And strangely, it is not the plot that causes the film to feel so devastatingly cocooning; no, it is the view we are permitted. When the film was released, it immediately gained applause for its ingeniusly long shots. But besides exhibiting cinematic excellence, these 10-minute-plus camera takes without cuts don’t let us breathe. You are not given even that fraction of a one second cut-to in which to gain your composure. You are stuck.
And this is the real world, is it not? We are blind and stuck on a path with no future. How excrutiatingly bleak this earth is. The dog I laughed at yesterday while walking in the park may be gone today. As far as I know he has no future. The tortured soul, the remorseful killer, the daydreaming teen with a heart condition, the betrayed, the diseased – they all fit in here.
And despite all this, despite our lack of future, we are not claustrophobic. We dance tonight, work tomorrow, and drink to wash our cares away. We dance next week, work, then drink our concerns away. We dance next month, work, then drink our lives away. And when we grow tired of the rhythm, we find a new drum beat.
And there is nothing to do. There is nothing really to fight for, for there's nothing really to be gained. Why aren’t we more depressed? Why don’t we scream more? We should. We should form some form of initiative. We should find a way out button. We should unite to do something, anything to keep the future from imploding in. But we don’t. We don't notice how crowded it is. We sit back and ignore the ever dwindling dimensions of our room.
But there is a rumor of hope; a hope beyond.
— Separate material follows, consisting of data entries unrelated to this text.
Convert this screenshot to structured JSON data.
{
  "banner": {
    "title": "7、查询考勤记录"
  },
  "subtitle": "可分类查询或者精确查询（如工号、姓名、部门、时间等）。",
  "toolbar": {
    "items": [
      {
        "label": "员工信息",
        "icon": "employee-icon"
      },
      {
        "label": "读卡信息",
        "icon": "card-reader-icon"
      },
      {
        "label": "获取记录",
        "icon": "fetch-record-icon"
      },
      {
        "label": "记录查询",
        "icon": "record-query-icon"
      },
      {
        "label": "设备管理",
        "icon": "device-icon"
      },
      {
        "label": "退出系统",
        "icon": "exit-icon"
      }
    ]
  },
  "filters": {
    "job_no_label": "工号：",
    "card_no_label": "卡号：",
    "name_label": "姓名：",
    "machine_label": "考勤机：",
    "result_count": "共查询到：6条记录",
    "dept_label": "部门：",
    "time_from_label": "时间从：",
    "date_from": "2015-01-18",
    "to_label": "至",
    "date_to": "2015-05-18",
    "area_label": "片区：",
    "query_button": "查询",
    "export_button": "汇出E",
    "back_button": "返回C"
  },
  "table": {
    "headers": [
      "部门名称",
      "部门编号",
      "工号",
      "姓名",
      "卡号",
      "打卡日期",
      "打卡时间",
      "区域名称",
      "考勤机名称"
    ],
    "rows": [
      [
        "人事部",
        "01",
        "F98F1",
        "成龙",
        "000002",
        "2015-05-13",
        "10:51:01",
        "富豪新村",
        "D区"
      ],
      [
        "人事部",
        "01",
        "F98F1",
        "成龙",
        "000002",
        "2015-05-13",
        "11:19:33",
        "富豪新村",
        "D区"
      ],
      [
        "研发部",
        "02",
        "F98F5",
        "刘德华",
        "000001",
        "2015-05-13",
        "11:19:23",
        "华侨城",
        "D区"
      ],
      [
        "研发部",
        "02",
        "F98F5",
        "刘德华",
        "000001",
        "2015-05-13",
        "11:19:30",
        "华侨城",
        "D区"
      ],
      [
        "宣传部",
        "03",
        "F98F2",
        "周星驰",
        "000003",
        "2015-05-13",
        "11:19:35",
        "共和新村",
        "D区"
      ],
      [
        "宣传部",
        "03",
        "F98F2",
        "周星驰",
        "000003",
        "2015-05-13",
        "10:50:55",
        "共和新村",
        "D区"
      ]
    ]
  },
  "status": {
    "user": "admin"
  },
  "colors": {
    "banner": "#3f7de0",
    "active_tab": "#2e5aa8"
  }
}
Oh God, if it’s true! The great hope, the great Tomorrow! Oh God!
If only we embraced the hope. If only.